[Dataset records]
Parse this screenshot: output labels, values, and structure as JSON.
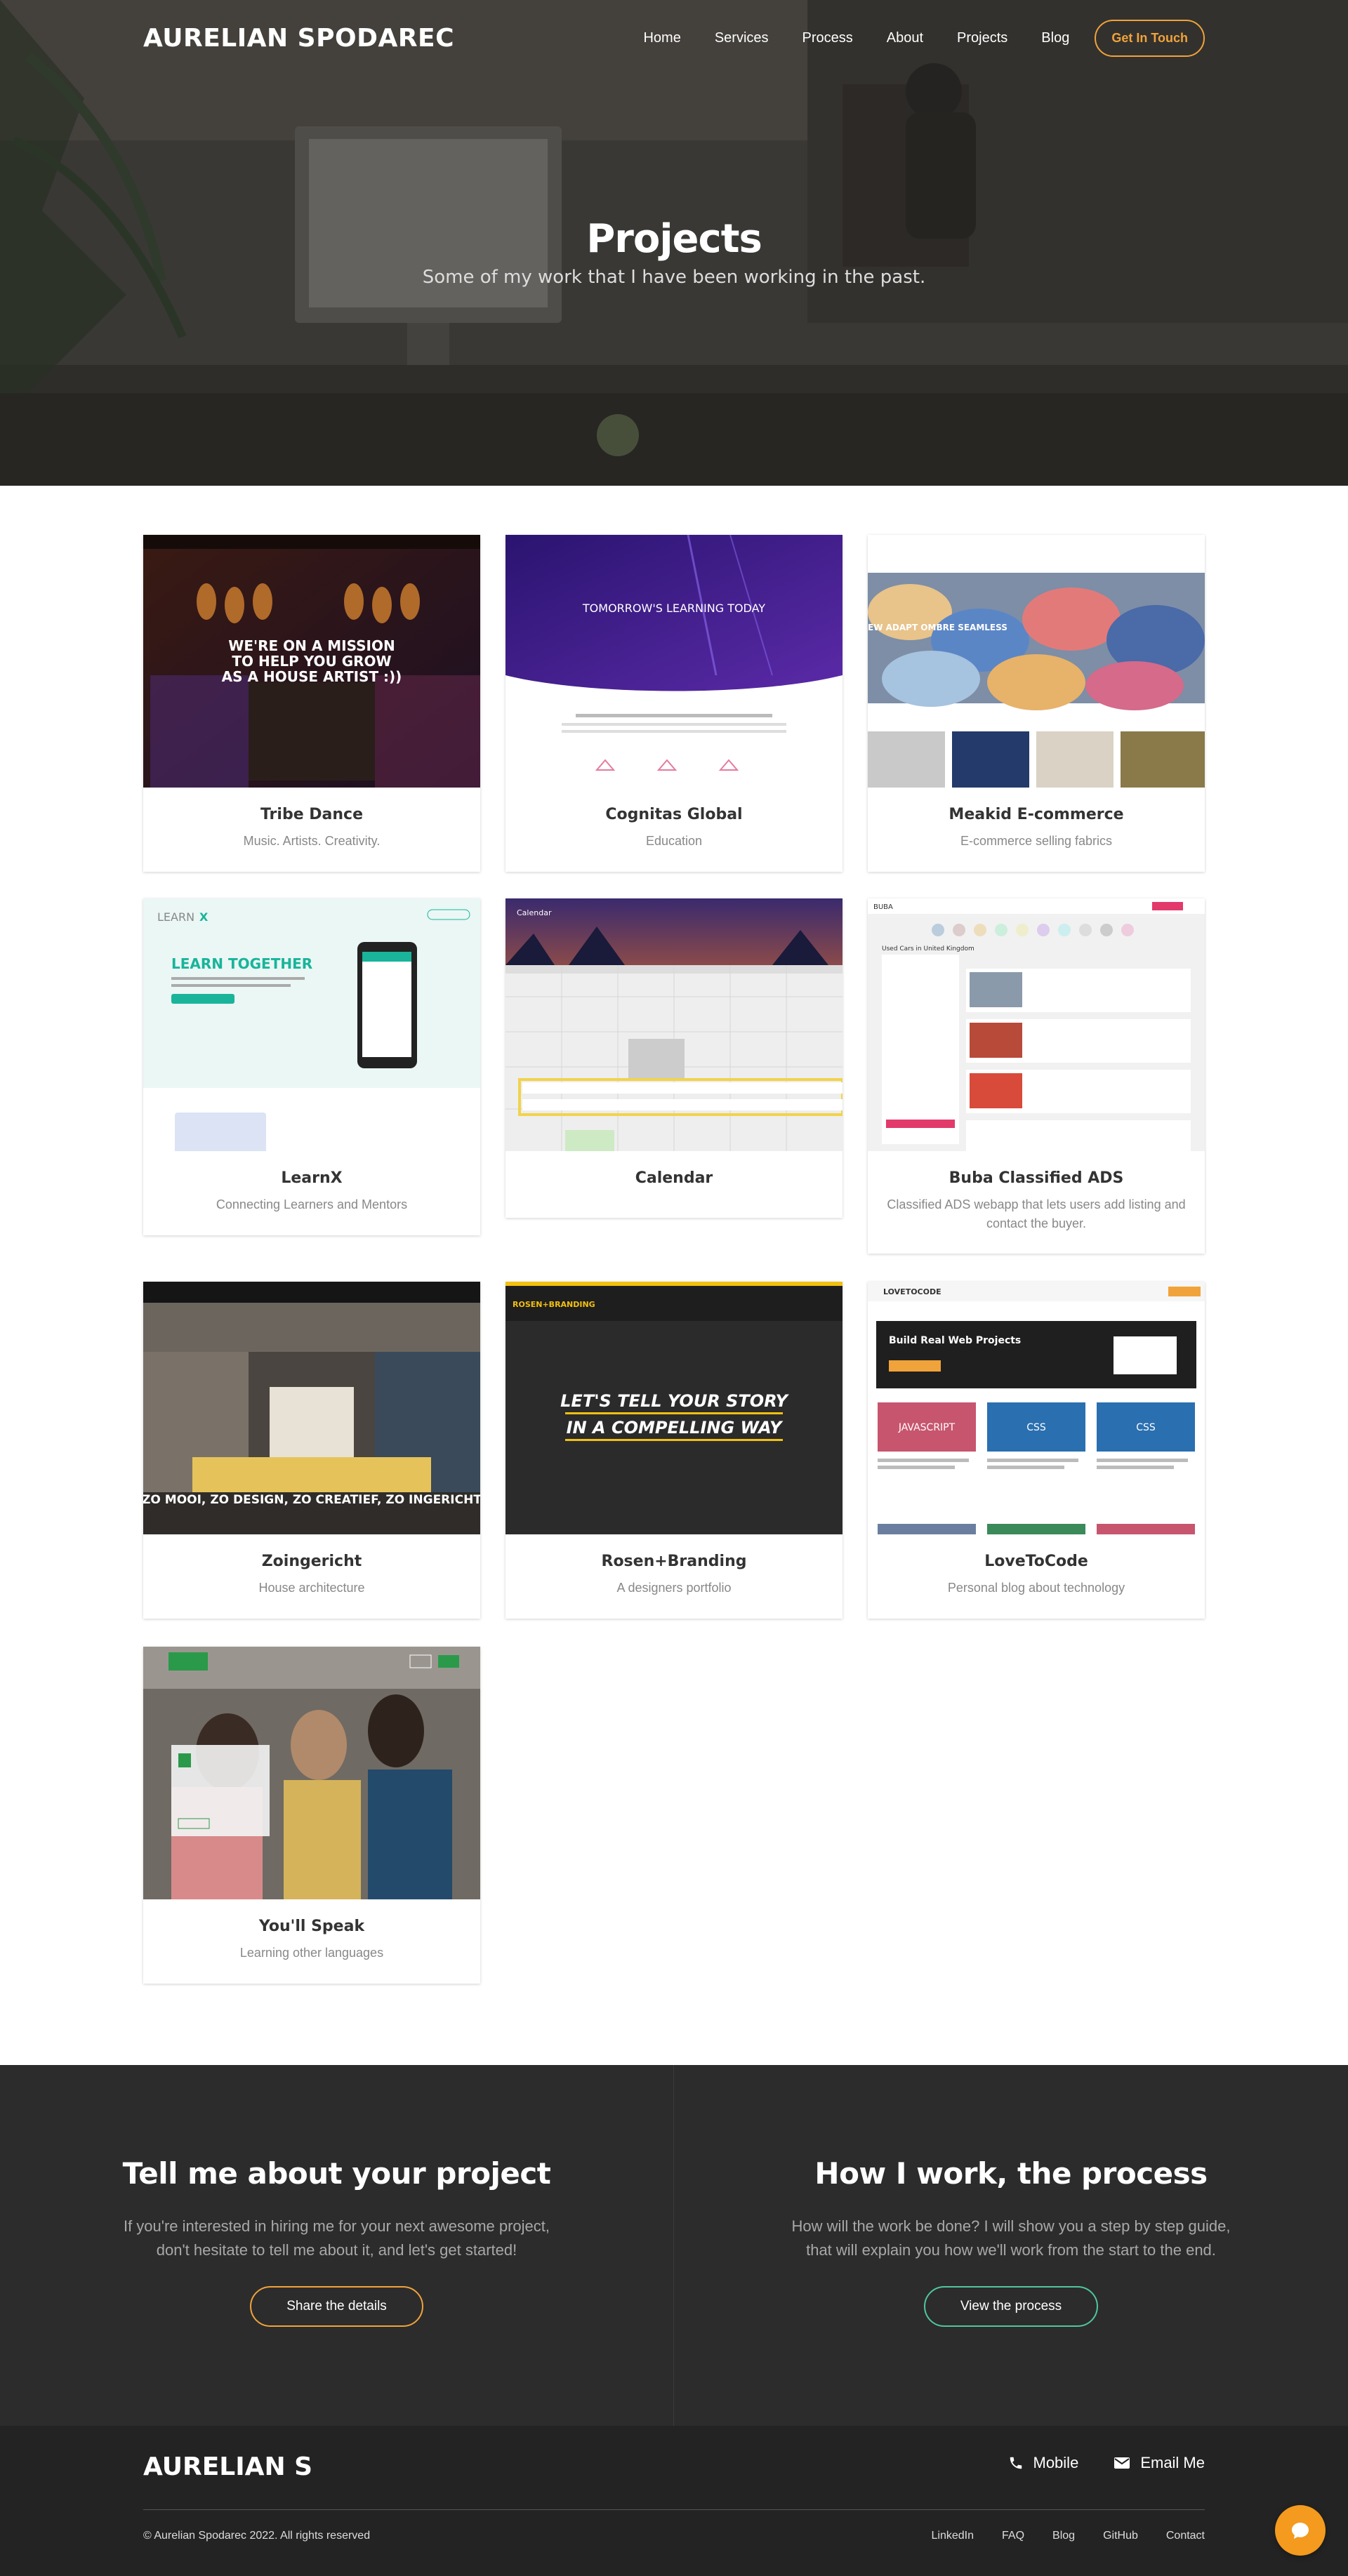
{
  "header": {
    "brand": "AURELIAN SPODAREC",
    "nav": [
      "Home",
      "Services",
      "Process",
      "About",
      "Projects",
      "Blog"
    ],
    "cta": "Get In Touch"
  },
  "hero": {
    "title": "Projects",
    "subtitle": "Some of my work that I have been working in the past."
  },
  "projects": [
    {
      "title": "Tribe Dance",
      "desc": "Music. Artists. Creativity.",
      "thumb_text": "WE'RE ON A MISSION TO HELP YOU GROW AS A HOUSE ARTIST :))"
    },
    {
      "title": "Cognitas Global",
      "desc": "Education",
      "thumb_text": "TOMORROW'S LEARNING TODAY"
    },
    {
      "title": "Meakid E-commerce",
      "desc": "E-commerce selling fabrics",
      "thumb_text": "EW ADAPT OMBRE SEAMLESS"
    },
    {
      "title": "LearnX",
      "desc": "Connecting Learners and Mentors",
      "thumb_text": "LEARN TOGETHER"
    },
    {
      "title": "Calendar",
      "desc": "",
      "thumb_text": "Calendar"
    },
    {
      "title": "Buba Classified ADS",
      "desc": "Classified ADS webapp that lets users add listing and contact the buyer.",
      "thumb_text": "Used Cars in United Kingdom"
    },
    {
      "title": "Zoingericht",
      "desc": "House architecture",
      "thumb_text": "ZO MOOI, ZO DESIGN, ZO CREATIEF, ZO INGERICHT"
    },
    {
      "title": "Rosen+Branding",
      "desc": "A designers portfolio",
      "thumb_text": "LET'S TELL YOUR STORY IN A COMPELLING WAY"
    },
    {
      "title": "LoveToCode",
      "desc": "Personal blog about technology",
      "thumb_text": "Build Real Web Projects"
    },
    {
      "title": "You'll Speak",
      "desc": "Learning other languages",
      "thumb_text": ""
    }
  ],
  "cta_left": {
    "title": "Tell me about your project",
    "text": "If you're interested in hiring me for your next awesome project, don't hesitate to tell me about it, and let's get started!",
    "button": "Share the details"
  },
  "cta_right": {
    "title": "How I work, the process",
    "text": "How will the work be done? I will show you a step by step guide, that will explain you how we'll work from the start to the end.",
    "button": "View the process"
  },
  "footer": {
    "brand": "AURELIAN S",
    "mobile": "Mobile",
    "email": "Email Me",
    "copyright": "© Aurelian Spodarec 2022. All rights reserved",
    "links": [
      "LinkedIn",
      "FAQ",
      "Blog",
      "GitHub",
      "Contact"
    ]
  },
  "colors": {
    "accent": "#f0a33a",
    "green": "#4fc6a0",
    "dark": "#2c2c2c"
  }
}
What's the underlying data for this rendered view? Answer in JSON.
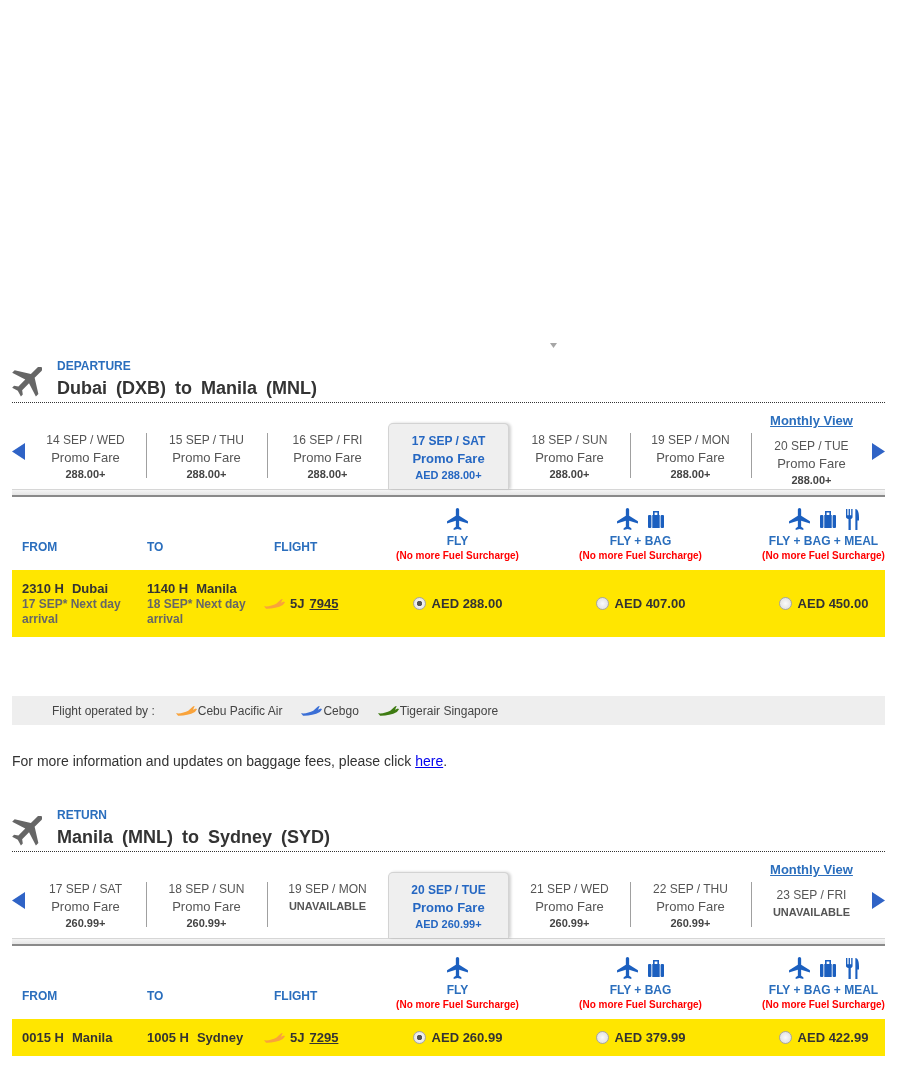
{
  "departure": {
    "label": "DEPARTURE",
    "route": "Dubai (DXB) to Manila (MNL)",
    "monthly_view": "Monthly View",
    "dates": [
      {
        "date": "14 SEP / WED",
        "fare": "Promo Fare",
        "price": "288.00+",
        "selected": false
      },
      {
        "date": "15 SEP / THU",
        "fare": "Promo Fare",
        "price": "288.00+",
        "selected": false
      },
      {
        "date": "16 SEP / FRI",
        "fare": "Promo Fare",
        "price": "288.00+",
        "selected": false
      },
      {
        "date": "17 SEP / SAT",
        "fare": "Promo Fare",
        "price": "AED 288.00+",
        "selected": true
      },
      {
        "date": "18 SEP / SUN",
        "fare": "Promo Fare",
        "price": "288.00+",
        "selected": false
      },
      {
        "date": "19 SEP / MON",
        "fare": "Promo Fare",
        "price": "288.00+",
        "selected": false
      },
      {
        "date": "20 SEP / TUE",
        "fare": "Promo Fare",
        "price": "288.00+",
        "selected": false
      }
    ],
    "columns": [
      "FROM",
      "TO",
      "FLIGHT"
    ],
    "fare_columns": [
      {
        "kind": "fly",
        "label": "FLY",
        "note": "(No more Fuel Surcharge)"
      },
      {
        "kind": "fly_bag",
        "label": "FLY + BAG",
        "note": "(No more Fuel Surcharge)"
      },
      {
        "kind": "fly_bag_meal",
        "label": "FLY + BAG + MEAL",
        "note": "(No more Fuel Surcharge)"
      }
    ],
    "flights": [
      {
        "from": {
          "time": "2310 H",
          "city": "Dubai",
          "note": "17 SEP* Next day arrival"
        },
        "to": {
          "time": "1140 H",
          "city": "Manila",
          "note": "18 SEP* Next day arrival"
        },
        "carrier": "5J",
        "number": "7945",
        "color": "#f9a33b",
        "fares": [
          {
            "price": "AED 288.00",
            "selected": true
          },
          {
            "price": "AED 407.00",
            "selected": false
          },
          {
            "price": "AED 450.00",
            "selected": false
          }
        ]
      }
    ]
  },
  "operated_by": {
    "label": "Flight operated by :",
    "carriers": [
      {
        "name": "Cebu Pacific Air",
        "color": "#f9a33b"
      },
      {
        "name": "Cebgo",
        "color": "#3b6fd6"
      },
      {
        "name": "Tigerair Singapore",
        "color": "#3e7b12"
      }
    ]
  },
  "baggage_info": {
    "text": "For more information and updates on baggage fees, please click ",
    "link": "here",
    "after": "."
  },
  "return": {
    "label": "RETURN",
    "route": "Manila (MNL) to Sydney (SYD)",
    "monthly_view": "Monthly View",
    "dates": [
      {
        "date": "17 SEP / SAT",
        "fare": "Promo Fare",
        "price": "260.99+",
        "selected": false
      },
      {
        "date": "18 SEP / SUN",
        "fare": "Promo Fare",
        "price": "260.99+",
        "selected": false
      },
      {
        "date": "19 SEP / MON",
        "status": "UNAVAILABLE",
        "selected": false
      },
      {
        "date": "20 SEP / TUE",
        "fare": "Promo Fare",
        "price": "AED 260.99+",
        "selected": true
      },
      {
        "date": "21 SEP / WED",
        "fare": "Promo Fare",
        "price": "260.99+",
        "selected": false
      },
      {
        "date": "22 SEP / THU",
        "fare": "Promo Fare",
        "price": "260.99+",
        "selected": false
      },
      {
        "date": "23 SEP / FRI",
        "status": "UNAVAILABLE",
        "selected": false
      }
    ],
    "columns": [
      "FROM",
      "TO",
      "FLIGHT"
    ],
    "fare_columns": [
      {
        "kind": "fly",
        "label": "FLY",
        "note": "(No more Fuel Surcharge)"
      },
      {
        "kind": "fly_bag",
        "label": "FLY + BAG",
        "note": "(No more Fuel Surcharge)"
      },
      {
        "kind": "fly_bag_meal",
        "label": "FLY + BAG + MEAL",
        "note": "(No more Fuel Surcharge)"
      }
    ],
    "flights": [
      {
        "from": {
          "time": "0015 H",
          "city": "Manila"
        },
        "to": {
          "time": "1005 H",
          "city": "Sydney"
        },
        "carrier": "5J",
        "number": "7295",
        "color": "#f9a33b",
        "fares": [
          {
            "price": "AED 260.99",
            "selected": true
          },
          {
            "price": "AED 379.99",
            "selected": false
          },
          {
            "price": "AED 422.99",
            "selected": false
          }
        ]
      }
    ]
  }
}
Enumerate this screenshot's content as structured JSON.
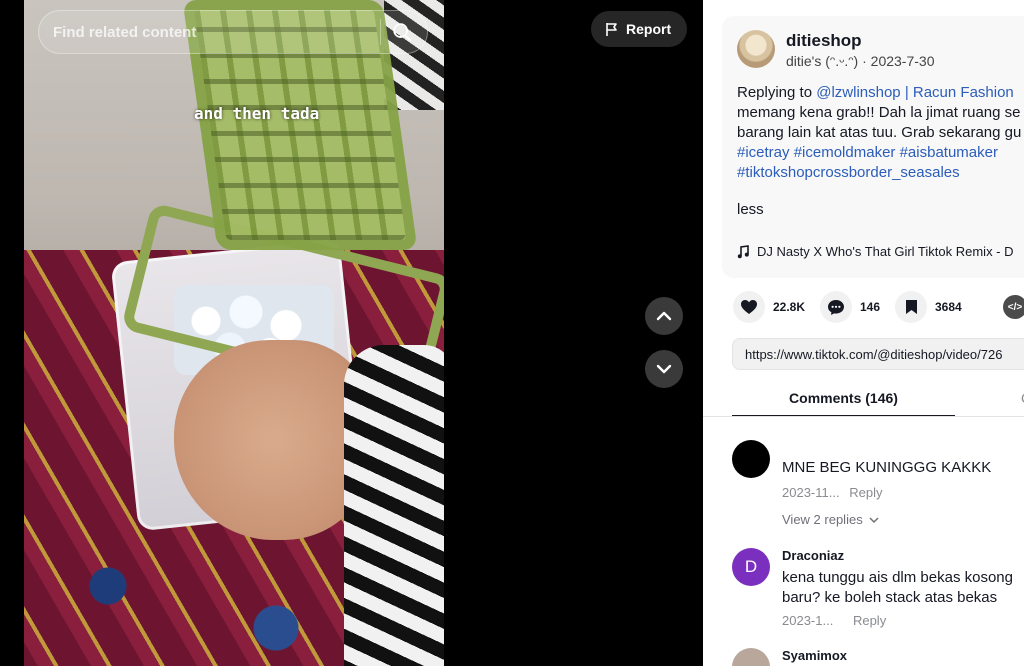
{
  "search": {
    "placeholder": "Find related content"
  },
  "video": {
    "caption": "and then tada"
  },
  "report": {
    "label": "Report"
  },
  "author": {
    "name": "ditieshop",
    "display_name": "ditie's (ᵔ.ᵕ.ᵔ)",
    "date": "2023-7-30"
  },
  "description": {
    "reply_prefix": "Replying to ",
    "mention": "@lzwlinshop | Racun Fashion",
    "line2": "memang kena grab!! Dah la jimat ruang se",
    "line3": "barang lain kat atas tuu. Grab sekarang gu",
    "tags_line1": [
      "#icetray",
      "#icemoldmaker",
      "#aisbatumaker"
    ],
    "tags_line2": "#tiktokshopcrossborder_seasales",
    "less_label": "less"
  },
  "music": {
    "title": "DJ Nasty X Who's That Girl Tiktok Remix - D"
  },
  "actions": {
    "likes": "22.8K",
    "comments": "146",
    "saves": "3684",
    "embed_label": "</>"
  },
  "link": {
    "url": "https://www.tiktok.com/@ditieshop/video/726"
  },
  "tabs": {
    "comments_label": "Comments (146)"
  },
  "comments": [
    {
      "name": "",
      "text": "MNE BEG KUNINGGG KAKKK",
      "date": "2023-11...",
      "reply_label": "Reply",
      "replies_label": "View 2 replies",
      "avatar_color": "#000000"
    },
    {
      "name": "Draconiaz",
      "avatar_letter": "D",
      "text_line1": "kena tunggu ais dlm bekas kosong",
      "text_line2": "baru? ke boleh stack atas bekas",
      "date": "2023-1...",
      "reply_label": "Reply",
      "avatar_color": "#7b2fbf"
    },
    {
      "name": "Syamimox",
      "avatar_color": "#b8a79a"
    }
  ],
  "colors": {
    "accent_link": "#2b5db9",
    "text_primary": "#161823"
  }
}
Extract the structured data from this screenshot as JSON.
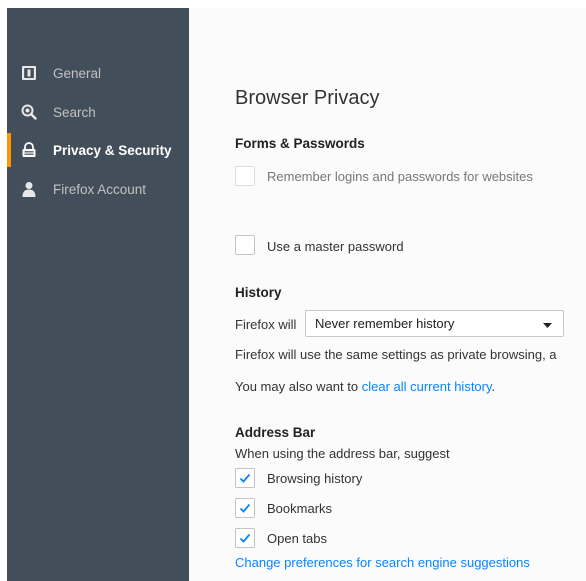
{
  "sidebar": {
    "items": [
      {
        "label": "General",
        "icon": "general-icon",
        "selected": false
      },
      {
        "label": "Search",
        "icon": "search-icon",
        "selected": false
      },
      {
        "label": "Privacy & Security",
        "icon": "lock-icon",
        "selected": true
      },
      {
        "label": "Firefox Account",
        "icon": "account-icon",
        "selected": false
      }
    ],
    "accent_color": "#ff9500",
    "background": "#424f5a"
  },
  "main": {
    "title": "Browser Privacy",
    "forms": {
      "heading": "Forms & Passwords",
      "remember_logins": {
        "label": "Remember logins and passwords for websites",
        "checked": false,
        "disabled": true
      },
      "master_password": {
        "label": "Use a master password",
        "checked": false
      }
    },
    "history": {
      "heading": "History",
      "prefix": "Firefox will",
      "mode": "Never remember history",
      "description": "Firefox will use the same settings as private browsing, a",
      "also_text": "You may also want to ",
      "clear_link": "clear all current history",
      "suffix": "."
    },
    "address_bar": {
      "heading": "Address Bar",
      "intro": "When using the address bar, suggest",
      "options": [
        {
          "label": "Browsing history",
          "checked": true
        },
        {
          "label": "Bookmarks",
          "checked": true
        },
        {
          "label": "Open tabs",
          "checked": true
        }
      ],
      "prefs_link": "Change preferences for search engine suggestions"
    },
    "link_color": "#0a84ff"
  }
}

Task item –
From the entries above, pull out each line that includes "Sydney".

Reply –
    "route": "Manila (MNL) to Sydney (SYD)",
          "city": "Sydney"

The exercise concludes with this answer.